In our lab, we are motivated to understand, quantify, and predict the biogeochemical processes that underlie the benefits that humans derive from nature, also known as ecosystem services.

Our research is specifically focused on the ecosystem functions that affect water quality, climate regulation, and carbon sequestration in natural and human-modified ecosystems. These essential processes are often adversely affected by human activities at local and global scales.

We study the retention and processing of nutrients (nitrogen, carbon, and phosphorus) and the flux of greenhouse gases in wetlands, streams, forests, agricultural, and urban ecosystems. We use approaches from ecosystem ecology and biogeochemistry in our work and collaborate across social and biophysical sciences.

Lab location:

1719 SW 10th Ave
Science Research and Teaching Center, Room B1-13 (South)
Portland State University
Portland, OR 97201
+1 503 725 2722


We are seeking one or more students for field and lab work during fall term. Positions are available immediately! (September 2017)

Erin Looper and Ben Shetterly presented their research at the Ecological Society of America annual meeting here in Portland (August 2017)

Jen Morse was awarded a National Science Foundation grant to study terrestrial denitrification and climate change at Hubbard Brook Ecosystem Study. (August 2017)

Erin Looper completed her comprehensive exam for her Ph.D and received the Bushby Award to help fund her dissertation research! (June 2017)

Erin Poor was selected as the student speaker at the Environmental Science and Management Annual Colloquium! (May 2017)

Jen Morse was awarded a National Science Foundation grant through Macrosystems Biology to study how different residential lawn care practices affect ecological outcomes in contrasting cities (Alternative Ecological Futures forĀ the American Residential Macrosystem; January 2017)

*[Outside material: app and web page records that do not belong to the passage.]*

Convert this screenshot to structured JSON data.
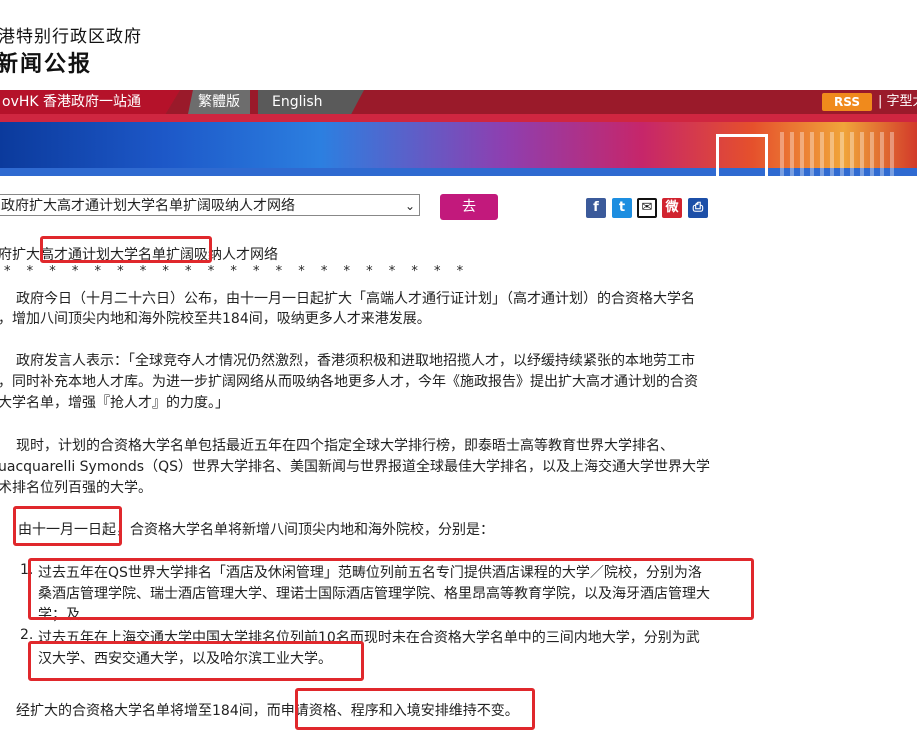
{
  "header": {
    "gov_name": "港特别行政区政府",
    "gazette": "新闻公报"
  },
  "nav": {
    "govhk": "ovHK 香港政府一站通",
    "traditional": "繁體版",
    "english": "English",
    "rss": "RSS",
    "font_size": "| 字型大"
  },
  "selector": {
    "value": "政府扩大高才通计划大学名单扩阔吸纳人才网络",
    "go_label": "去"
  },
  "share": {
    "facebook": "f",
    "twitter": "t",
    "email": "✉",
    "weibo": "微",
    "print": "⎙"
  },
  "article": {
    "title_pre": "府扩大",
    "title_hl": "高才通计划大学名单扩阔",
    "title_post": "吸纳人才网络",
    "stars": "* * * * * * * * * * * * * * * * * * * * *",
    "p1_l1": "政府今日（十月二十六日）公布，由十一月一日起扩大「高端人才通行证计划」（高才通计划）的合资格大学名",
    "p1_l2": "，增加八间顶尖内地和海外院校至共184间，吸纳更多人才来港发展。",
    "p2_l1": "政府发言人表示：「全球竞夺人才情况仍然激烈，香港须积极和进取地招揽人才，以纾缓持续紧张的本地劳工市",
    "p2_l2": "，同时补充本地人才库。为进一步扩阔网络从而吸纳各地更多人才，今年《施政报告》提出扩大高才通计划的合资",
    "p2_l3": "大学名单，增强『抢人才』的力度。」",
    "p3_l1": "现时，计划的合资格大学名单包括最近五年在四个指定全球大学排行榜，即泰晤士高等教育世界大学排名、",
    "p3_l2": "uacquarelli Symonds（QS）世界大学排名、美国新闻与世界报道全球最佳大学排名，以及上海交通大学世界大学",
    "p3_l3": "术排名位列百强的大学。",
    "p4_hl": "由十一月一日起",
    "p4_rest": "，合资格大学名单将新增八间顶尖内地和海外院校，分别是：",
    "item1_num": "1.",
    "item1_l1": "过去五年在QS世界大学排名「酒店及休闲管理」范畴位列前五名专门提供酒店课程的大学／院校，分别为洛",
    "item1_l2": "桑酒店管理学院、瑞士酒店管理大学、理诺士国际酒店管理学院、格里昂高等教育学院，以及海牙酒店管理大",
    "item1_l3": "学；及",
    "item2_num": "2.",
    "item2_l1": "过去五年在上海交通大学中国大学排名位列前10名而现时未在合资格大学名单中的三间内地大学，分别为武",
    "item2_l2": "汉大学、西安交通大学，以及哈尔滨工业大学。",
    "p5_pre": "经扩大的合资格大学名单将增至184间，而",
    "p5_hl": "申请资格、程序和入境安排维持不变",
    "p5_post": "。"
  },
  "colors": {
    "highlight": "#e0282c",
    "nav_red": "#b5122a",
    "go_button": "#c2197c"
  }
}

Manar Alattar advanced to candidacy by successfully defending her dissertation proposal! (December 2016)